Entries from a dataset of interfaces
________________________

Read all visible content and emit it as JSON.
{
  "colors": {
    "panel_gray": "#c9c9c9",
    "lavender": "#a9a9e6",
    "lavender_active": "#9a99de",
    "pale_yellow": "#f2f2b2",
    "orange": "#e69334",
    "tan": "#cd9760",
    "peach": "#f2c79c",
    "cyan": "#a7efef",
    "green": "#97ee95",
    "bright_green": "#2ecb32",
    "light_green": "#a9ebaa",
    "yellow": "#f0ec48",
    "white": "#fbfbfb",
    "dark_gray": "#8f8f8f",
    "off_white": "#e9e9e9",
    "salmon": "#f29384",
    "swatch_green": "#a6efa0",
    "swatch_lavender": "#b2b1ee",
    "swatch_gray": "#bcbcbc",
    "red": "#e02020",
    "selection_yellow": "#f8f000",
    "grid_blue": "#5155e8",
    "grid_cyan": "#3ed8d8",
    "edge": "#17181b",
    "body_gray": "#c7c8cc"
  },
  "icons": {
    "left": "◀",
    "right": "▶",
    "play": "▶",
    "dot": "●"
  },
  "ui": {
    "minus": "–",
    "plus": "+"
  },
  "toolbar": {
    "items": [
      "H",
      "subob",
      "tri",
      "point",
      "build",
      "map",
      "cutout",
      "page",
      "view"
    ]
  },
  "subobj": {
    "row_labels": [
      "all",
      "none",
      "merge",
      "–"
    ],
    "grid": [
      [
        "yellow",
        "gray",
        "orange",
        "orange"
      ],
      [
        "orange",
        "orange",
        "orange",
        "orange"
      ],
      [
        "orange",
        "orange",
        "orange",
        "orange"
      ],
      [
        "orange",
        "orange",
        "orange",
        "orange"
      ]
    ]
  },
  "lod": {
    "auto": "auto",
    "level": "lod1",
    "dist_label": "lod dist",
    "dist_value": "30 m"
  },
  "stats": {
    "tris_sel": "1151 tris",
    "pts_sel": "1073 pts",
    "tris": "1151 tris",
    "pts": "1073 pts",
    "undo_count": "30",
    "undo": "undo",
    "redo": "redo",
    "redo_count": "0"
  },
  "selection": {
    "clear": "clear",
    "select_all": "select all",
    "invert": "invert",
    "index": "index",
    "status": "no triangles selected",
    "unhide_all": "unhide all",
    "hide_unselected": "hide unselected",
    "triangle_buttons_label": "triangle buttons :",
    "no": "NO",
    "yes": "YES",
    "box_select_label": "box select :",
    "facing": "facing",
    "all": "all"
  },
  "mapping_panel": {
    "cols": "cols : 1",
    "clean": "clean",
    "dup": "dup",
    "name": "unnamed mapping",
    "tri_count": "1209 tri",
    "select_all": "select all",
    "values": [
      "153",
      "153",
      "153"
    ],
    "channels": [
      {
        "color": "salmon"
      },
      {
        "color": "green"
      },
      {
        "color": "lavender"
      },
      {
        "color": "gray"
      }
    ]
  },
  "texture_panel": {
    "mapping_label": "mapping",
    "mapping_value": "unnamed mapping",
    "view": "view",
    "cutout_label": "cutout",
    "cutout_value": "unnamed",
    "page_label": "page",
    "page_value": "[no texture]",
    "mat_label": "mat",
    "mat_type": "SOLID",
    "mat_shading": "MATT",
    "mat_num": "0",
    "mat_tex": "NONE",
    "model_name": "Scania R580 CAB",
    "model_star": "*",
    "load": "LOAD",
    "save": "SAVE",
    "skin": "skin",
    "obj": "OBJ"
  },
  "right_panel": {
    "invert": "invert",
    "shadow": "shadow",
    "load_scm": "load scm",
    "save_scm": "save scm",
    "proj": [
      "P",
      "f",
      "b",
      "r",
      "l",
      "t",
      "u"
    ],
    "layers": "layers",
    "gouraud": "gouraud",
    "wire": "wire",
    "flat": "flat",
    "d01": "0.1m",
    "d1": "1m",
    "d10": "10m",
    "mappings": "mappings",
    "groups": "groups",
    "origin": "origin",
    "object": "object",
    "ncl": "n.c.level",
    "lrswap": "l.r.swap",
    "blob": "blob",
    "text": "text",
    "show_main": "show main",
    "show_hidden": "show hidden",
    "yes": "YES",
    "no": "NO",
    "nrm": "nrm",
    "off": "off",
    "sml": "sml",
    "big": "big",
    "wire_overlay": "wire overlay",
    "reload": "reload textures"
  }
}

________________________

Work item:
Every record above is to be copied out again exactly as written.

Output of the task:
Read all visible content and emit it as JSON.
{
  "colors": {
    "panel_gray": "#c9c9c9",
    "lavender": "#a9a9e6",
    "lavender_active": "#9a99de",
    "pale_yellow": "#f2f2b2",
    "orange": "#e69334",
    "tan": "#cd9760",
    "peach": "#f2c79c",
    "cyan": "#a7efef",
    "green": "#97ee95",
    "bright_green": "#2ecb32",
    "light_green": "#a9ebaa",
    "yellow": "#f0ec48",
    "white": "#fbfbfb",
    "dark_gray": "#8f8f8f",
    "off_white": "#e9e9e9",
    "salmon": "#f29384",
    "swatch_green": "#a6efa0",
    "swatch_lavender": "#b2b1ee",
    "swatch_gray": "#bcbcbc",
    "red": "#e02020",
    "selection_yellow": "#f8f000",
    "grid_blue": "#5155e8",
    "grid_cyan": "#3ed8d8",
    "edge": "#17181b",
    "body_gray": "#c7c8cc"
  },
  "icons": {
    "left": "◀",
    "right": "▶",
    "play": "▶",
    "dot": "●"
  },
  "ui": {
    "minus": "–",
    "plus": "+"
  },
  "toolbar": {
    "items": [
      "H",
      "subob",
      "tri",
      "point",
      "build",
      "map",
      "cutout",
      "page",
      "view"
    ]
  },
  "subobj": {
    "row_labels": [
      "all",
      "none",
      "merge",
      "–"
    ],
    "grid": [
      [
        "yellow",
        "gray",
        "orange",
        "orange"
      ],
      [
        "orange",
        "orange",
        "orange",
        "orange"
      ],
      [
        "orange",
        "orange",
        "orange",
        "orange"
      ],
      [
        "orange",
        "orange",
        "orange",
        "orange"
      ]
    ]
  },
  "lod": {
    "auto": "auto",
    "level": "lod1",
    "dist_label": "lod dist",
    "dist_value": "30 m"
  },
  "stats": {
    "tris_sel": "1151 tris",
    "pts_sel": "1073 pts",
    "tris": "1151 tris",
    "pts": "1073 pts",
    "undo_count": "30",
    "undo": "undo",
    "redo": "redo",
    "redo_count": "0"
  },
  "selection": {
    "clear": "clear",
    "select_all": "select all",
    "invert": "invert",
    "index": "index",
    "status": "no triangles selected",
    "unhide_all": "unhide all",
    "hide_unselected": "hide unselected",
    "triangle_buttons_label": "triangle buttons :",
    "no": "NO",
    "yes": "YES",
    "box_select_label": "box select :",
    "facing": "facing",
    "all": "all"
  },
  "mapping_panel": {
    "cols": "cols : 1",
    "clean": "clean",
    "dup": "dup",
    "name": "unnamed mapping",
    "tri_count": "1209 tri",
    "select_all": "select all",
    "values": [
      "153",
      "153",
      "153"
    ],
    "channels": [
      {
        "color": "salmon"
      },
      {
        "color": "green"
      },
      {
        "color": "lavender"
      },
      {
        "color": "gray"
      }
    ]
  },
  "texture_panel": {
    "mapping_label": "mapping",
    "mapping_value": "unnamed mapping",
    "view": "view",
    "cutout_label": "cutout",
    "cutout_value": "unnamed",
    "page_label": "page",
    "page_value": "[no texture]",
    "mat_label": "mat",
    "mat_type": "SOLID",
    "mat_shading": "MATT",
    "mat_num": "0",
    "mat_tex": "NONE",
    "model_name": "Scania R580 CAB",
    "model_star": "*",
    "load": "LOAD",
    "save": "SAVE",
    "skin": "skin",
    "obj": "OBJ"
  },
  "right_panel": {
    "invert": "invert",
    "shadow": "shadow",
    "load_scm": "load scm",
    "save_scm": "save scm",
    "proj": [
      "P",
      "f",
      "b",
      "r",
      "l",
      "t",
      "u"
    ],
    "layers": "layers",
    "gouraud": "gouraud",
    "wire": "wire",
    "flat": "flat",
    "d01": "0.1m",
    "d1": "1m",
    "d10": "10m",
    "mappings": "mappings",
    "groups": "groups",
    "origin": "origin",
    "object": "object",
    "ncl": "n.c.level",
    "lrswap": "l.r.swap",
    "blob": "blob",
    "text": "text",
    "show_main": "show main",
    "show_hidden": "show hidden",
    "yes": "YES",
    "no": "NO",
    "nrm": "nrm",
    "off": "off",
    "sml": "sml",
    "big": "big",
    "wire_overlay": "wire overlay",
    "reload": "reload textures"
  }
}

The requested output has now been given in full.